Start of Block

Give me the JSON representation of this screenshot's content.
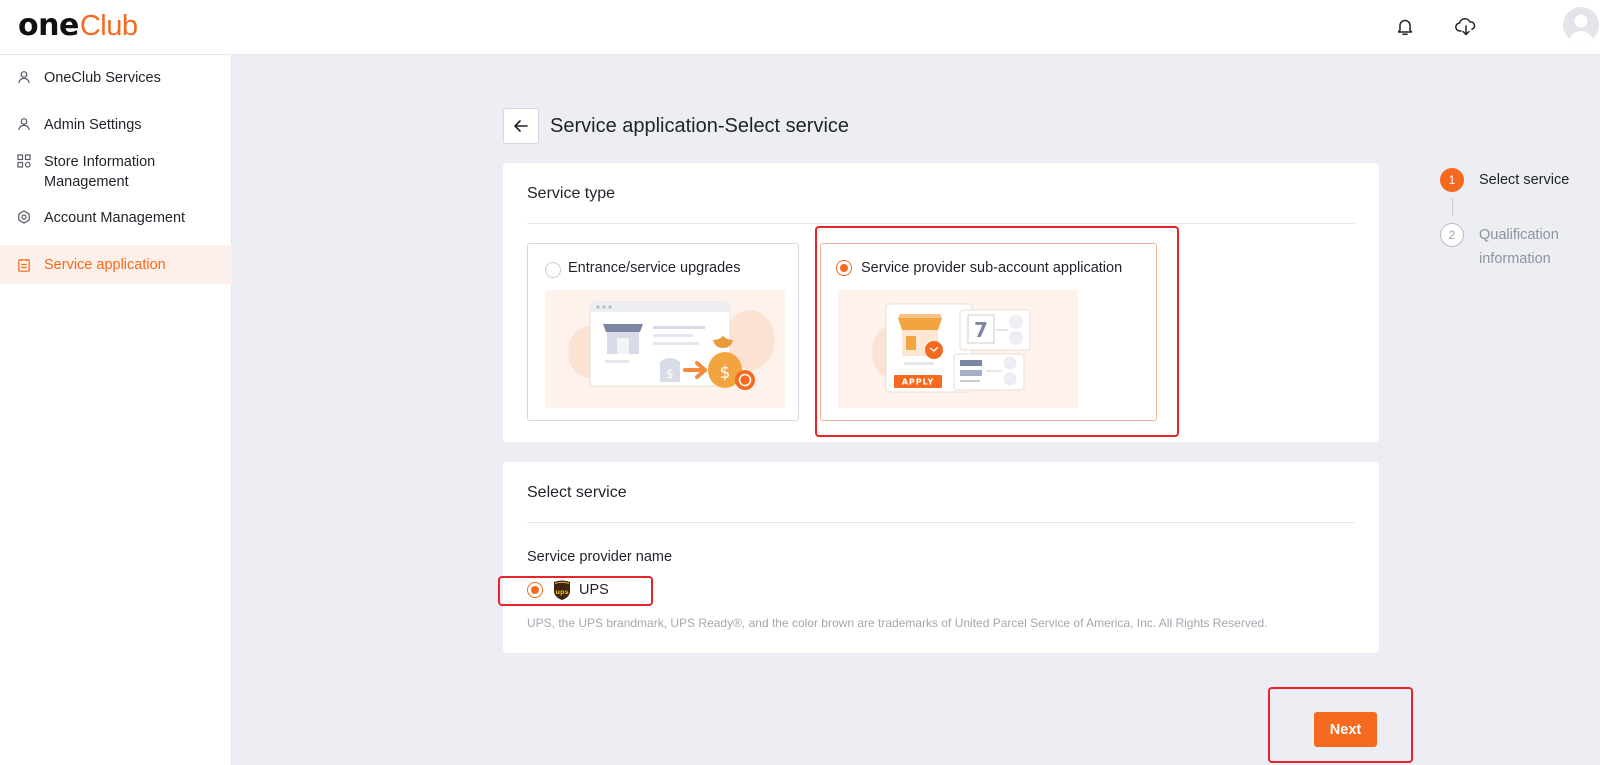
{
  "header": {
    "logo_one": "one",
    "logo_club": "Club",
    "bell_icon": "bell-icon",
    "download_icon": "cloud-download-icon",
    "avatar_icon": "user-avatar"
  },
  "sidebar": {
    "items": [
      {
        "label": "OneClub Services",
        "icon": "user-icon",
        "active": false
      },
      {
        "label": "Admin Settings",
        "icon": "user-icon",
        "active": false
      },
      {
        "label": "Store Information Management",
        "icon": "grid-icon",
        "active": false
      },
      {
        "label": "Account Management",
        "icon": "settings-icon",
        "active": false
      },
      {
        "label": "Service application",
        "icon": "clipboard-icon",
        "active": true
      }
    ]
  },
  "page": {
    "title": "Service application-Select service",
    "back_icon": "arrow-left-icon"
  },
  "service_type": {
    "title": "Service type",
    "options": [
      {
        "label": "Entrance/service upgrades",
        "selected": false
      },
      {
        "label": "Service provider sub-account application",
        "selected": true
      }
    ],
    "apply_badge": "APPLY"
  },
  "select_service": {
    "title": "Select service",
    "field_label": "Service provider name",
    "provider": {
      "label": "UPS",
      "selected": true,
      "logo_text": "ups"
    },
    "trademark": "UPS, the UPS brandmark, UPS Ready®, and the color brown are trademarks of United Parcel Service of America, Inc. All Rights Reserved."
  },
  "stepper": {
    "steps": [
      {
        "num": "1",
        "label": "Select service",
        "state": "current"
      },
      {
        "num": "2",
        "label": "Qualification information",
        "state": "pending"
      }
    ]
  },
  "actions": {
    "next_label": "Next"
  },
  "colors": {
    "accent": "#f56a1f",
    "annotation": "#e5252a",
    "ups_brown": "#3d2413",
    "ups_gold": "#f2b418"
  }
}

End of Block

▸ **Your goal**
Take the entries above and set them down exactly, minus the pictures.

▸ **Response to the exercise**
Give me the JSON representation of this screenshot's content.
{
  "header": {
    "logo_one": "one",
    "logo_club": "Club",
    "bell_icon": "bell-icon",
    "download_icon": "cloud-download-icon",
    "avatar_icon": "user-avatar"
  },
  "sidebar": {
    "items": [
      {
        "label": "OneClub Services",
        "icon": "user-icon",
        "active": false
      },
      {
        "label": "Admin Settings",
        "icon": "user-icon",
        "active": false
      },
      {
        "label": "Store Information Management",
        "icon": "grid-icon",
        "active": false
      },
      {
        "label": "Account Management",
        "icon": "settings-icon",
        "active": false
      },
      {
        "label": "Service application",
        "icon": "clipboard-icon",
        "active": true
      }
    ]
  },
  "page": {
    "title": "Service application-Select service",
    "back_icon": "arrow-left-icon"
  },
  "service_type": {
    "title": "Service type",
    "options": [
      {
        "label": "Entrance/service upgrades",
        "selected": false
      },
      {
        "label": "Service provider sub-account application",
        "selected": true
      }
    ],
    "apply_badge": "APPLY"
  },
  "select_service": {
    "title": "Select service",
    "field_label": "Service provider name",
    "provider": {
      "label": "UPS",
      "selected": true,
      "logo_text": "ups"
    },
    "trademark": "UPS, the UPS brandmark, UPS Ready®, and the color brown are trademarks of United Parcel Service of America, Inc. All Rights Reserved."
  },
  "stepper": {
    "steps": [
      {
        "num": "1",
        "label": "Select service",
        "state": "current"
      },
      {
        "num": "2",
        "label": "Qualification information",
        "state": "pending"
      }
    ]
  },
  "actions": {
    "next_label": "Next"
  },
  "colors": {
    "accent": "#f56a1f",
    "annotation": "#e5252a",
    "ups_brown": "#3d2413",
    "ups_gold": "#f2b418"
  }
}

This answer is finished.